The foundations of India’s foreign policy were laid during the freedom movement when our leaders, even when fighting for independence, were engaged with the great causes of the time. The principles of India’s foreign policy, that emerged then, have stood the test of time: a belief in friendly relations with all countries of the world, the resolution of conflicts by peaceful means, the sovereign equality of all states, independence of thought and action as manifested in the principles of Non-alignment, and equity in the conduct of international relations.
Under the leadership of Jawaharlal Nehru, India was the founder member of the Non-aligned Movement. India has played an active role in strengthening the Movement and making it an effective voice in representing the collective aspirations and interests of the developing countries on such vital issues as development, peace and stability. India hosted the 7th NAM Summit in New Delhi in 1983. In recent years, after the end of the Cold War, our foreign policy has been focused on strengthening the Movement by redefining its priorities in keeping with the changing times.
India has also been in the forefront of the world community in the struggle against colonialism. Indeed, the Independence of India itself played the role of a catalyst in removing the vestiges of colonialism in other parts of the developing world, particularly in Africa. India was also the first country to raise the question of racial discrimination in South Africa in 1946. It was at India’s initiative that the AFRICA (Action for Resistance to Invasion, Colonialism and Apartheid) Fund was set up at the 8th NAM Summit in Harare in 1986.India was the Chairman of the AFRICA Fund Committee, which wound up in 1993.

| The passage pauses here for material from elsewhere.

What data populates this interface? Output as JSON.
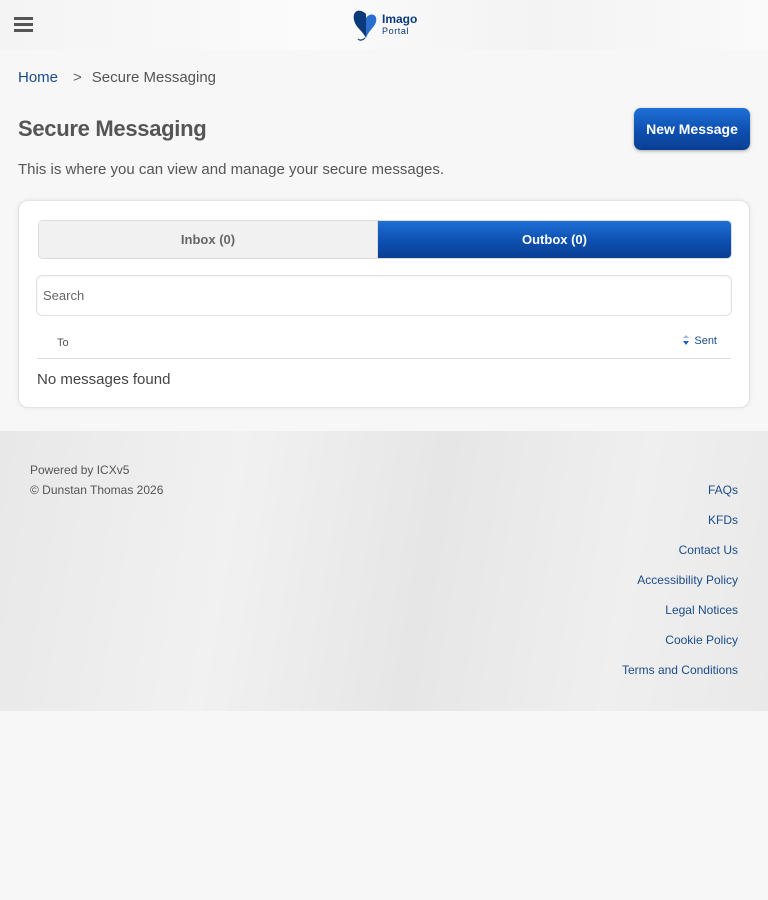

A notable feature of Indian foreign policy has been its strong advocacy of general and complete disarmament, with nuclear disarmament being accorded the highest priority. Towards this end, India has taken several initiatives within the United Nations and outside. In 1988,India presented to the 3rd Session of the UN General Assembly devoted to Disarmament an Action Plan for Ushering in a Nuclear Weapons Free and Non-Violent World Order. In order to highlight international concern about the unprecedented nuclear arms race, India was also a member of the Six-Nation Five-Continent joint Initiative in the 1980s.But while India has remained committed to nuclear disarmament, to be achieved in a time-bound framework, it has consistently and in a principled manner opposed such discriminatory treaties as the Nuclear non-Proliferation Treaty (NPT) and Comprehensive Nuclear Test Ban Treaty (CTBT) and has refused to give up its nuclear options until all countries in the world including nuclear weapon states embrace the idea of nuclear disarmament in a phased manner.